Transformation of Coastal ​Wetlands ​due ​to the Climate ​Change

Transformation of Coastal ​Wetlands ​due ​to the Climate ​Change

Changes in rainfall and temperature are predicted to transform wetlands in the Gulf of Mexico and around the world within the century, a new study concludes.

The study was conducted by USGS and the University of Texas Rio Grande Valley.

cxdcs7w.jpg
In Port Fourchon, Louisiana, roseate spoonbills and other wading birds feed near color-coded posts marking research plots for the USGS-University of Texas Rio Grande Valley study. Photo: USGS

Sea-level rise isn’t the only aspect of climate change expected to affect coastal wetlands: changes in rainfall and temperature are predicted to transform wetlands in the Gulf of Mexico and around the world within the century. These changes will take place regardless of sea-level rise, a new study from the US Geological Survey and the University of Texas Rio Grande Valley concludes.

Such changes are expected to affect the plant communities found in coastal wetlands. For example, some salt marshes are predicted to become mangrove forests, while others could become salty mud flats. These shifts in vegetation could affect the ecological and economic services wetlands provide to the communities that rely on them.

“Coastal wetlands are an invaluable resource,” said Christopher Gabler, a former USGS scientist, currently an assistant professor at the Texas university, and lead author of  the study,  published January 23 in Nature Climate Change. “They protect surrounding communities from storms and coastal erosion, support fisheries and wildlife, purify water pollution, and help prevent dead zones from forming in the Gulf.”

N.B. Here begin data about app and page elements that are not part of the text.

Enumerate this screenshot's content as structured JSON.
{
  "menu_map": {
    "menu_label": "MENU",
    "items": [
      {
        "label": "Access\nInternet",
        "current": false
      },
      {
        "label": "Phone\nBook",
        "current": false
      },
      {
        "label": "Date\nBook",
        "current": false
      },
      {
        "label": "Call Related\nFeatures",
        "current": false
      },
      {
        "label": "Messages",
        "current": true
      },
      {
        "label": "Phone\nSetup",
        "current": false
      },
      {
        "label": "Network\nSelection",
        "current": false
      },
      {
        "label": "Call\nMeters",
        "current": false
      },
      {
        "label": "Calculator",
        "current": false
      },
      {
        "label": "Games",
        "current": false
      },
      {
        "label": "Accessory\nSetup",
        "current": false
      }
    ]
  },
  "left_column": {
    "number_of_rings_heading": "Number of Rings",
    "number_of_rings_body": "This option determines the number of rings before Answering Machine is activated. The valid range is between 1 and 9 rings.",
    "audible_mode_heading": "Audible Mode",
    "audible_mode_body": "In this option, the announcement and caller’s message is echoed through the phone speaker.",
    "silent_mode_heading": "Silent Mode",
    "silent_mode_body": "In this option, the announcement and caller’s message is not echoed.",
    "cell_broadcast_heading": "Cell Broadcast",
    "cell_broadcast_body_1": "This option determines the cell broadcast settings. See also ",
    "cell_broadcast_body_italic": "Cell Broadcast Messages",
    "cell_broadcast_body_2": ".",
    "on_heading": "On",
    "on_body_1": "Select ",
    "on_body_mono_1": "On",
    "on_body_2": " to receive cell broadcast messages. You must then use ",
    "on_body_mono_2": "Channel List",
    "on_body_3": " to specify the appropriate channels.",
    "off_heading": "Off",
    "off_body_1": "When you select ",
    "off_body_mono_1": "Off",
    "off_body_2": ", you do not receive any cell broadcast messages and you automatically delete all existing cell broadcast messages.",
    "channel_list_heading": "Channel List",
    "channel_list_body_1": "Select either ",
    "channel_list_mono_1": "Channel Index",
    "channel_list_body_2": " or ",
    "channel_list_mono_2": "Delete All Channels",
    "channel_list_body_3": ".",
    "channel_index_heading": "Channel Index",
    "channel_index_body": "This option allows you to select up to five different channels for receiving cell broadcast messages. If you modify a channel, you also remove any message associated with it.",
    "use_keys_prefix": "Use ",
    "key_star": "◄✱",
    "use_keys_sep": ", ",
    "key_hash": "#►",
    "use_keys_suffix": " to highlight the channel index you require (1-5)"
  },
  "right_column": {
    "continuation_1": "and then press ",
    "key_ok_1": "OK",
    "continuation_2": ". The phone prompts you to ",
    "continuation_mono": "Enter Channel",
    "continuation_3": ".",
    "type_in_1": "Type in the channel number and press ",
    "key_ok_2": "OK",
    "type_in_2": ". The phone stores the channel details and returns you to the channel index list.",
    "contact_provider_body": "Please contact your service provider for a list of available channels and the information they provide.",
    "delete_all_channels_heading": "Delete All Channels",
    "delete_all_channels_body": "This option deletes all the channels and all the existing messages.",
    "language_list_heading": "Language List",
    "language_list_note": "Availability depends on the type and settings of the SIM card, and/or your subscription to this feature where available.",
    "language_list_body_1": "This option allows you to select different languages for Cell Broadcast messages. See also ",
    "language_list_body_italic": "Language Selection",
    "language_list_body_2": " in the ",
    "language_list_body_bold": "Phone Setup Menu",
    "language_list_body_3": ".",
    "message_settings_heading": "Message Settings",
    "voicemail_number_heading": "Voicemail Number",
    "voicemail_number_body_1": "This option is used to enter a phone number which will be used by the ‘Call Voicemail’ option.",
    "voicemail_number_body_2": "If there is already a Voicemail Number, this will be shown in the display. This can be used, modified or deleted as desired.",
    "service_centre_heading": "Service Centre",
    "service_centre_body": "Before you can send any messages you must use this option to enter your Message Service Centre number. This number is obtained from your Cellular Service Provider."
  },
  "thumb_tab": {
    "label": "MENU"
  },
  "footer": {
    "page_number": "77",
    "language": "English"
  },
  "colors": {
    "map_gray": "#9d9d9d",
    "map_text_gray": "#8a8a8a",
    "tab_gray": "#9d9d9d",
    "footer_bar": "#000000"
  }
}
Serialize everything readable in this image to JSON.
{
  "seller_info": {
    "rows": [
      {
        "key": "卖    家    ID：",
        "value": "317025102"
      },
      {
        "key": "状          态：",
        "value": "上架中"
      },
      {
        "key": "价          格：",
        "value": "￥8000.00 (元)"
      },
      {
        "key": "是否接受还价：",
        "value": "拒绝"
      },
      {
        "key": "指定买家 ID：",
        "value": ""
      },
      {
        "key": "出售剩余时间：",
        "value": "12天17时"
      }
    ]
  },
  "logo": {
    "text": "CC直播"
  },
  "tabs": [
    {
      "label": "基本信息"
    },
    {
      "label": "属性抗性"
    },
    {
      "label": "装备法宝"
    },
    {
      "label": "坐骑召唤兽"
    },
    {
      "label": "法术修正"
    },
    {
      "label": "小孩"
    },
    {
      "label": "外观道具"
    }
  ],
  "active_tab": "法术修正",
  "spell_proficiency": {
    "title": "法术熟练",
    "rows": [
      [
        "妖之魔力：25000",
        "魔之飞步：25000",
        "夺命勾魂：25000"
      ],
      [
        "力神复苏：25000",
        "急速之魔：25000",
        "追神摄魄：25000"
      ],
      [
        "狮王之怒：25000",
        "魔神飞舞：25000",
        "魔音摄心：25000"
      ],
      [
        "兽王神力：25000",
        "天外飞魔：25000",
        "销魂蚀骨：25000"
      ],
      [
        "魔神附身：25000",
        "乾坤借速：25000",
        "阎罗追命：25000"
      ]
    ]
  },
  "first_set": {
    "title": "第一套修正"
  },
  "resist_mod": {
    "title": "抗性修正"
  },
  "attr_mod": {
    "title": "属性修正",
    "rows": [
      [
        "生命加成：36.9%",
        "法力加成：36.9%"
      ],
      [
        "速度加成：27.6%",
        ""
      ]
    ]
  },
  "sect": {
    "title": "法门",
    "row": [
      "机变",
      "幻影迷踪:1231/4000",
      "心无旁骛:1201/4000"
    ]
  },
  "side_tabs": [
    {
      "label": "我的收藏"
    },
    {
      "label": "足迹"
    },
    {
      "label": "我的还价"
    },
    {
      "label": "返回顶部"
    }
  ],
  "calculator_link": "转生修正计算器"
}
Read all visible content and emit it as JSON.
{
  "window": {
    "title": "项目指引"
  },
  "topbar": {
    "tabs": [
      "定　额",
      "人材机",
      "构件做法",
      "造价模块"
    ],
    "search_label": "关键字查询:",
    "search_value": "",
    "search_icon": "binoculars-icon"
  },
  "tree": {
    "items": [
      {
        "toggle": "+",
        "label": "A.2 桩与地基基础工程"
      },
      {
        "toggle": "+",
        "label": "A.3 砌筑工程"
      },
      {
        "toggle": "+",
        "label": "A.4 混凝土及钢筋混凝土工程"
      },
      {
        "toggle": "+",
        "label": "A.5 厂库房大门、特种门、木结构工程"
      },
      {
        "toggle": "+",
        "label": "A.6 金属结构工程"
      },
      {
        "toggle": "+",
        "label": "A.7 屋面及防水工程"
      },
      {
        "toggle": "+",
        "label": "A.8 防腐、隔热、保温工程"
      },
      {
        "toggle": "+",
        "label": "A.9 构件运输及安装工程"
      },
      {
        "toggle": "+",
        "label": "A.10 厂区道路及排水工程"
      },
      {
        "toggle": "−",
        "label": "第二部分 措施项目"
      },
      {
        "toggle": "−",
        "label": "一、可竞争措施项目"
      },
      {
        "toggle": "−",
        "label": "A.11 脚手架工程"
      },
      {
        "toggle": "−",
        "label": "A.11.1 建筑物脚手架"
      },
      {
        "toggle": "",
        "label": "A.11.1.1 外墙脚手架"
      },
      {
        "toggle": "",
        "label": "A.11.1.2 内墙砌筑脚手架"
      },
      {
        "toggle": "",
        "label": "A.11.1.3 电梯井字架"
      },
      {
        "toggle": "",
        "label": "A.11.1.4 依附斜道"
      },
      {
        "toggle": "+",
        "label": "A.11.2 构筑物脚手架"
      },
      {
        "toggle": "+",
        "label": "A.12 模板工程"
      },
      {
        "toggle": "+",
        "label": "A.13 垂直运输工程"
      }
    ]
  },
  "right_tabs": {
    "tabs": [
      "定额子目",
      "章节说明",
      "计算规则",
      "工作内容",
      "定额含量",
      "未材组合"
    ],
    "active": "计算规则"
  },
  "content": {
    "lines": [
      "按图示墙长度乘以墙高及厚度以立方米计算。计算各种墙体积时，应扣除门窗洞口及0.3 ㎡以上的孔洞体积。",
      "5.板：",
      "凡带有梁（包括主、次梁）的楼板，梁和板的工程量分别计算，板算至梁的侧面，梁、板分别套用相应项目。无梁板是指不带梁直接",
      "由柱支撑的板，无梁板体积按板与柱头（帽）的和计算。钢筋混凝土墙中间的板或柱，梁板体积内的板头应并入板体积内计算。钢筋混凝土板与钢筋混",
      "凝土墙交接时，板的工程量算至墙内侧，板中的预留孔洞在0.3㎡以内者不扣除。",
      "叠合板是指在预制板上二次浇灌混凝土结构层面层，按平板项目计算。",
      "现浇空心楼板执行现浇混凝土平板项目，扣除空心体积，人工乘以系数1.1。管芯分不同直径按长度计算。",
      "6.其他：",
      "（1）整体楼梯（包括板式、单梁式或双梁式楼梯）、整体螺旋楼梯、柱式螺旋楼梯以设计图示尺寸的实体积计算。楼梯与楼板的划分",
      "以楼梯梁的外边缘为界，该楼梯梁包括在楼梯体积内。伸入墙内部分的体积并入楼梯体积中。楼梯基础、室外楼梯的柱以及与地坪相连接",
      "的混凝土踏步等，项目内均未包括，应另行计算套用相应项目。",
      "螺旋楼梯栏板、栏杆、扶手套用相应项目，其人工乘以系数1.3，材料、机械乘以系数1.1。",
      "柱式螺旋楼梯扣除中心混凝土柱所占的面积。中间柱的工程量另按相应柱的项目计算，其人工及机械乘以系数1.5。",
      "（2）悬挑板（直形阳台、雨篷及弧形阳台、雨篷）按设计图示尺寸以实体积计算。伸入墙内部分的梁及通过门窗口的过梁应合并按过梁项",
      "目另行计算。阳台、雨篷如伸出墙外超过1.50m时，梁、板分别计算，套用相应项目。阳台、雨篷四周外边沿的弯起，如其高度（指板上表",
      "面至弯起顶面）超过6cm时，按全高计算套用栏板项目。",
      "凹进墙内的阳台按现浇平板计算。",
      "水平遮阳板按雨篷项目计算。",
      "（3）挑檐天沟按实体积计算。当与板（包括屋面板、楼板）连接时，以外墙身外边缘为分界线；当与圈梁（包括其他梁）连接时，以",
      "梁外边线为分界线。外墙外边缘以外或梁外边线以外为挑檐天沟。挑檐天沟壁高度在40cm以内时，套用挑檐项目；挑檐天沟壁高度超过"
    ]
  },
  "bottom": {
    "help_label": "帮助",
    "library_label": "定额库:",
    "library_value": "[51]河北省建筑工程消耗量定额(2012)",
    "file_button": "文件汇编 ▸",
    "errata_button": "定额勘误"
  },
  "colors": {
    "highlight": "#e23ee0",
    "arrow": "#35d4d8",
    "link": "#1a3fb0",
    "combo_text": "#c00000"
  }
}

The intensive study relied on field studies at 10 estuaries in five states (Texas, Louisiana, Mississippi, Alabama, and Florida) along the northern Gulf of Mexico. The fieldwork took place in a variety of coastal wetland types, including mangroves, marshes, and salt flats.

The model included the current climatic conditions, which were based on climate observations from the northern Gulf of Mexico for the years 1981 to 2010. The researchers then evaluated how coastal wetlands might be affected by several potential future climates, including temperature increases of 3.6 to 7.2 degrees Fahrenheit (2 to 4 degrees Celsius) by 2100 and a 10% increase or 10% decrease in rainfall from current levels.

“The Gulf of Mexico is one of the best natural laboratories in the world for studying the influence of temperature and precipitation on coastal wetlands,” Osland said. “Coastal wetlands function similarly worldwide, so our results in this region also indicate what the potential future changes could be in other areas with coastal wetlands.”

The predicted changes are likely to change how these wetlands operate, Gabler added. But it’s not all bad news.

Read more at: USGS